═════ PROVIDED INFORMATION

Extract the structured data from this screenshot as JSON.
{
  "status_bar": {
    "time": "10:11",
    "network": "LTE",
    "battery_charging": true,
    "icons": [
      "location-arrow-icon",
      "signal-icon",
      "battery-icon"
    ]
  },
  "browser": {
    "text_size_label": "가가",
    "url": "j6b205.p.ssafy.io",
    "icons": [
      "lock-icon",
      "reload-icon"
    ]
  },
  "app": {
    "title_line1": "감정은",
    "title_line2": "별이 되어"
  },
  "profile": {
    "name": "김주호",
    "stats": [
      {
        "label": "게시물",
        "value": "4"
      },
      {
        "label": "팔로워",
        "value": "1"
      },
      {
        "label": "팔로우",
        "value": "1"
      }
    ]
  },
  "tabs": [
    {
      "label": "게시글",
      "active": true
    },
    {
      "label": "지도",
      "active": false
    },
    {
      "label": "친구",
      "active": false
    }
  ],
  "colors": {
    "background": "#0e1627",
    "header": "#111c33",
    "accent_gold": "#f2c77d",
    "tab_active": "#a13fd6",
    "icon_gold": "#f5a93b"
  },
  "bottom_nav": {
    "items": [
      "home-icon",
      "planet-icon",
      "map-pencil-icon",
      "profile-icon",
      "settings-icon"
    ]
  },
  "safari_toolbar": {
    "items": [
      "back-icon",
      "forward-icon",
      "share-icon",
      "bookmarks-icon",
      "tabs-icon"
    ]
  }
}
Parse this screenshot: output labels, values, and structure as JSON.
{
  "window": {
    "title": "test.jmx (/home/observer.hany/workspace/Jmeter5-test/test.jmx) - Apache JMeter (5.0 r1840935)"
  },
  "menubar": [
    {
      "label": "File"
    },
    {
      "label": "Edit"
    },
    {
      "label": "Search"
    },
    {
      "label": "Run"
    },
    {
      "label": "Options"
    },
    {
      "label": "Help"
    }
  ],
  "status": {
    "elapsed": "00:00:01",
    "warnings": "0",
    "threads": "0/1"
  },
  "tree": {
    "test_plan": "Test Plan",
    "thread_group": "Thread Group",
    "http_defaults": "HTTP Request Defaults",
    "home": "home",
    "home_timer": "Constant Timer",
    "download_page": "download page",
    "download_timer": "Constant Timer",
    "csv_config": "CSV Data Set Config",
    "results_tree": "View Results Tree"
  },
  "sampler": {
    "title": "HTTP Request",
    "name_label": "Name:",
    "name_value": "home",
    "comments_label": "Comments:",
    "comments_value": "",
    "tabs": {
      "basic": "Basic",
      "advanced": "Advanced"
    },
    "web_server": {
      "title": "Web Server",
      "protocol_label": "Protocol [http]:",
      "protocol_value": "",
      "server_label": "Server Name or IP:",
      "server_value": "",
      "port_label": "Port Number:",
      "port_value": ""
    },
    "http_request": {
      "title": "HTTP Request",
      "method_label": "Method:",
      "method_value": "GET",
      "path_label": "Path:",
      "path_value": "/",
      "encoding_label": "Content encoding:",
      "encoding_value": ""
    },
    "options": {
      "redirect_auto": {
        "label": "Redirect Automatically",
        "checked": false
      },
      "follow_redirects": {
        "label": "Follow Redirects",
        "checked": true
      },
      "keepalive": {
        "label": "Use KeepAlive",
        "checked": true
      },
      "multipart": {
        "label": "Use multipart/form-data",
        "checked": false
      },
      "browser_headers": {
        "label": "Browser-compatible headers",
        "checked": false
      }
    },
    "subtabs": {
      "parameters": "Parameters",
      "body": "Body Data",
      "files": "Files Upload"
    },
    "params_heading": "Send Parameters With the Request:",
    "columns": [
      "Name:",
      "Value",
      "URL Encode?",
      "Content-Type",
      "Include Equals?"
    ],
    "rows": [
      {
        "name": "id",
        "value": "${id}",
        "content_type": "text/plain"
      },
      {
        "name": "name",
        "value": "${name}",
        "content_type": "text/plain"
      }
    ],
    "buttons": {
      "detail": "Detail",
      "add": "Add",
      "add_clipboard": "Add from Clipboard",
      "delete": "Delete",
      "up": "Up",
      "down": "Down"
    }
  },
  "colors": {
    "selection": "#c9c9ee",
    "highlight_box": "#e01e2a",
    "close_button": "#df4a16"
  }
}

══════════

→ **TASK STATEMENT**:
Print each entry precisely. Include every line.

→ **RESPONSE TO THIS TASK**:
Extract the structured data from this screenshot as JSON.
{
  "status_bar": {
    "time": "10:11",
    "network": "LTE",
    "battery_charging": true,
    "icons": [
      "location-arrow-icon",
      "signal-icon",
      "battery-icon"
    ]
  },
  "browser": {
    "text_size_label": "가가",
    "url": "j6b205.p.ssafy.io",
    "icons": [
      "lock-icon",
      "reload-icon"
    ]
  },
  "app": {
    "title_line1": "감정은",
    "title_line2": "별이 되어"
  },
  "profile": {
    "name": "김주호",
    "stats": [
      {
        "label": "게시물",
        "value": "4"
      },
      {
        "label": "팔로워",
        "value": "1"
      },
      {
        "label": "팔로우",
        "value": "1"
      }
    ]
  },
  "tabs": [
    {
      "label": "게시글",
      "active": true
    },
    {
      "label": "지도",
      "active": false
    },
    {
      "label": "친구",
      "active": false
    }
  ],
  "colors": {
    "background": "#0e1627",
    "header": "#111c33",
    "accent_gold": "#f2c77d",
    "tab_active": "#a13fd6",
    "icon_gold": "#f5a93b"
  },
  "bottom_nav": {
    "items": [
      "home-icon",
      "planet-icon",
      "map-pencil-icon",
      "profile-icon",
      "settings-icon"
    ]
  },
  "safari_toolbar": {
    "items": [
      "back-icon",
      "forward-icon",
      "share-icon",
      "bookmarks-icon",
      "tabs-icon"
    ]
  }
}
Parse this screenshot: output labels, values, and structure as JSON.
{
  "window": {
    "title": "test.jmx (/home/observer.hany/workspace/Jmeter5-test/test.jmx) - Apache JMeter (5.0 r1840935)"
  },
  "menubar": [
    {
      "label": "File"
    },
    {
      "label": "Edit"
    },
    {
      "label": "Search"
    },
    {
      "label": "Run"
    },
    {
      "label": "Options"
    },
    {
      "label": "Help"
    }
  ],
  "status": {
    "elapsed": "00:00:01",
    "warnings": "0",
    "threads": "0/1"
  },
  "tree": {
    "test_plan": "Test Plan",
    "thread_group": "Thread Group",
    "http_defaults": "HTTP Request Defaults",
    "home": "home",
    "home_timer": "Constant Timer",
    "download_page": "download page",
    "download_timer": "Constant Timer",
    "csv_config": "CSV Data Set Config",
    "results_tree": "View Results Tree"
  },
  "sampler": {
    "title": "HTTP Request",
    "name_label": "Name:",
    "name_value": "home",
    "comments_label": "Comments:",
    "comments_value": "",
    "tabs": {
      "basic": "Basic",
      "advanced": "Advanced"
    },
    "web_server": {
      "title": "Web Server",
      "protocol_label": "Protocol [http]:",
      "protocol_value": "",
      "server_label": "Server Name or IP:",
      "server_value": "",
      "port_label": "Port Number:",
      "port_value": ""
    },
    "http_request": {
      "title": "HTTP Request",
      "method_label": "Method:",
      "method_value": "GET",
      "path_label": "Path:",
      "path_value": "/",
      "encoding_label": "Content encoding:",
      "encoding_value": ""
    },
    "options": {
      "redirect_auto": {
        "label": "Redirect Automatically",
        "checked": false
      },
      "follow_redirects": {
        "label": "Follow Redirects",
        "checked": true
      },
      "keepalive": {
        "label": "Use KeepAlive",
        "checked": true
      },
      "multipart": {
        "label": "Use multipart/form-data",
        "checked": false
      },
      "browser_headers": {
        "label": "Browser-compatible headers",
        "checked": false
      }
    },
    "subtabs": {
      "parameters": "Parameters",
      "body": "Body Data",
      "files": "Files Upload"
    },
    "params_heading": "Send Parameters With the Request:",
    "columns": [
      "Name:",
      "Value",
      "URL Encode?",
      "Content-Type",
      "Include Equals?"
    ],
    "rows": [
      {
        "name": "id",
        "value": "${id}",
        "content_type": "text/plain"
      },
      {
        "name": "name",
        "value": "${name}",
        "content_type": "text/plain"
      }
    ],
    "buttons": {
      "detail": "Detail",
      "add": "Add",
      "add_clipboard": "Add from Clipboard",
      "delete": "Delete",
      "up": "Up",
      "down": "Down"
    }
  },
  "colors": {
    "selection": "#c9c9ee",
    "highlight_box": "#e01e2a",
    "close_button": "#df4a16"
  }
}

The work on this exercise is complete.